Panel discussion on Thursday promises innovative ideas for wastewater treatment, transit security systems, highway crossings
November 27, 2006
By Canadian Consulting Engineer
A first-time event is being held at the Infrastructure 2006 section of Construct Canada in Toronto this week, givin...
A first-time event is being held at the Infrastructure 2006 section of Construct Canada in Toronto this week, giving engineers and building professionals a chance to hear innovative ideas from engineering companies that are helping to solve some of Canada’s worst infrastructure problems.
In the “Extreme Engineering” panel discussion at 10.30 a.m. on Thursday, November 29, three engineers from companies that won 2006 Canadian Consulting Engineering Awards will be presenting their projects The session will be in the North Building of the Metro Toronto Convention Centre, off Front Street in downtown Toronto.
Rick Corbett, P.Eng., vice-president with Associated Engineering in Vancouver will explain how they found a way to treat municipal wastewater at the Gold Bar Wastewater Treatment plant in Edmonton so that it can be reused in a petroleum refinery five kilometres away. This groundbreaking example of collaboration between a municipality and industry won the Schreyer Award, the top award in the Canadian Consulting Engineering Awards.
Brian Derrick, an associate with Marshall Macklin Monaghan of Toronto, will be describing a Canada-wide program for implementing high security equipment at airports to prevent terrorism. This presentation is highly topical, given the federal government’s recent announcement that it will spend $37 million? to boost security systems and equipment on public transit systems in Canada’s biggest cities.
Improving roads, organizing traffic and retrofitting a historic bridge border crossing that carries thousands of vehicles is the subject of the third presenter, Roy Skelton, chief engineer of McCormick Rankin Corporation of Mississauga. This project, which was carried out with consulting engineers Buckland and Taylor of Vancouver, was to transform the Queenston-Lewiston Border Crossing that had become a bottleneck impeding the vital flow of traffic flowing between Canada and the U.S.
A complimentary pass to the panel discussion is available to subscribers of Canadian Consulting Engineer magazine and E-Bulletin.
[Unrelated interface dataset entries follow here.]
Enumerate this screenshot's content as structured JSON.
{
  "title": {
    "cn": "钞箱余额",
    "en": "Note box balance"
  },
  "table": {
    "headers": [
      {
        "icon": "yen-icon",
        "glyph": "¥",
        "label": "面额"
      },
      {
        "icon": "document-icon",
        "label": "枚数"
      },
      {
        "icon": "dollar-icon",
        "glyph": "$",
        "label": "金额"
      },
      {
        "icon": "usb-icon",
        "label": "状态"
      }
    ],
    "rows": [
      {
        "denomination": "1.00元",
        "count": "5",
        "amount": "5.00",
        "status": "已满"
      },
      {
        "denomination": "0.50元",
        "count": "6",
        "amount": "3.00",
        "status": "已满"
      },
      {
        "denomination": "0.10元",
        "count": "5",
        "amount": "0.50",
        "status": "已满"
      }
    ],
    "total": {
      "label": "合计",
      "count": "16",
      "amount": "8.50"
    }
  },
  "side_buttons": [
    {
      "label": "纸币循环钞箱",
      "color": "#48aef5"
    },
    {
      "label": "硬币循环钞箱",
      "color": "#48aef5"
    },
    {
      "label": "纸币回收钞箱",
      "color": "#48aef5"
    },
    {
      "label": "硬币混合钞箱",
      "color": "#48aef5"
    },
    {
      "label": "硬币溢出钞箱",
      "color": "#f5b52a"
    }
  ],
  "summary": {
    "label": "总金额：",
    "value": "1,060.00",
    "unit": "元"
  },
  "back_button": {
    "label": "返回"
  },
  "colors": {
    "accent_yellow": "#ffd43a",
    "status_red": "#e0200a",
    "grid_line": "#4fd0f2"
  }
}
E-mail just-in-time to email@example.com by 1 p.m. EST, Wednesday, November 29. For all others, the cost is $25 (not $45 as previously notified). Entry to the Construct Canada/Infrastructure 2006 trade show is free.
The panel session is sponsored by Canadian Consulting Engineer magazine and the Association of Consulting Engineers of Canada (ACEC).
A display of all the 2006 Canadian Consulting Engineering Award winners will be in the North Building, Metro Toronto Convention Centre.